The value stream map also shows that lack of task specification in the pharmacy leads to an increase in lead-time. When two pharmacists work the same shift without assigning specific tasks, they spend unnecessary time sorting out responsibilities, especially during busy hours. This problem could be eliminated by creating a system where one pharmacist focuses on entering order, while the other takes care of miscellaneous tasks.
The 5S method strongly focuses on clearing and cleaning the work area. Frequently used supplies are grouped together. Instead of the original alphabetical bin system for medication storage, basic and fast moving medications are put into easily accessible bins in the new color-coded bin system. This organization of the workplace plays an important role in decreasing the searching time and eliminating clusters.
Two main sources of medication waste are disorganized medication inventory and inefficient production.
Improvement in medication inventory
A value stream map shows that lack of systematic inventory management and rotation of products result in excessive expired medication and overstocking. The 5S method suggests the following solutions:
- Monthly checks of inventory to identify and remove expired products
- First in, first out method to rotate medication. The older drugs must be used before the newer ones.
- New color-coded bin system to enhance visual control
- Established bin par level to determine adequate restocking amount
Reduction of medication waste
“Just-in-time” (JIT) is a lean concept that suggests making products only when there is demand. Applying JIT, intravenous medication is prepared and delivered closer to the administration time. The number of batches produced a day could be increased or decreased to best suit the needs of the operation. This initiative prevents overproduction, expired products, and unused products that are wasted when the orders are changed.
Missing medication minimization
Missing medication is both a waste, due to duplicate resource and labor to remake, and a medication error.
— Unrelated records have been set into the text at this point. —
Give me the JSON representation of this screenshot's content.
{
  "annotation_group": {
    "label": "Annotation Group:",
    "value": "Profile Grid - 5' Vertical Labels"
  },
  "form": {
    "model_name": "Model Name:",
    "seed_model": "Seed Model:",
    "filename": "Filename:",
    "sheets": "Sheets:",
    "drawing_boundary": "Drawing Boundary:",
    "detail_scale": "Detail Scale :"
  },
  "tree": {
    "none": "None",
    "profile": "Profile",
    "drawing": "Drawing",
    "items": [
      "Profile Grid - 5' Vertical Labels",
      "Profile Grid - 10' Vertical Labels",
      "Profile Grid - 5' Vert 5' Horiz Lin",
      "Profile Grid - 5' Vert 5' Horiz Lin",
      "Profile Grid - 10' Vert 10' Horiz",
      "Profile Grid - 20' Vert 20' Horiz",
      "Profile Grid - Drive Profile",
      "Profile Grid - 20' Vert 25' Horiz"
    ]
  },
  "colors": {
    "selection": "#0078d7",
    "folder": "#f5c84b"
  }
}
Applying lean tools, the main causes and solutions to missing medications are identified and listed in the chart.
|Delivery failure||Nurses are not aware of the delivery location and of refrigerated items||Condense delivery units and educate the nursing staff and pharmacy technicians on the procedure
Notify nurses when a refrigerated item is delivered by inserting a slip in the regular delivery bin
|Communication failure||Doctors amend or cancel new orders after the orders are printed in the pharmacy, resulting in duplicate or unprepared orders||Doctors fax the new order stating “Order changed” to notify pharmacists|
|Inevitable changes||Changes of daily doses by doctors||Adjusting production frequency to allow time for change thus avoiding preparing medications too far in advance|
- Sobek DK and Jimmerson C. 2003. “Applying the Toyota Production System to a Hospital Pharmacy”. Proceedings of the 2003 Industrial Engineering Research Conference, Portland, OR [Internet]. [cited 2010 Oct 2]
- Hintzen B, Knoer S, Van Dyke C, and Milavitz B. 2009. “Effect of lean process improvement techniques on a university hospital inpatient pharmacy”. Am J Health-Syst Pharm [Internet] (66):2042-2047. [cited 2010 Sep 29]
- Al-Araidah O et al. 2010. “Lead-Time Reduction Utilizing Lean Tools Applied to Healthcare: The Inpatient Pharmacy at a Local Hospital”. J Healthc Qual [Internet]. (32)1:59-66. [cited 2010 Sep 29].
- Craven E, Clark J, Cramer M, Corwin S, and Cooper M. 2006. “NewYork-Presbyterian Hospital Uses Six Sigma to Build a Culture of Quality and Innovation”. Journal of Organizational Excellence [Internet] (25)4:11-19. [cited 2010 Sep 29]
- Davis J. 2009. “Use of Lean Production to Reduce Waste When Compounding Sterile Pharmaceutical Products”. Hospital Pharmacy [Internet] (44)11:974-977. [cited 2010 Oct 20]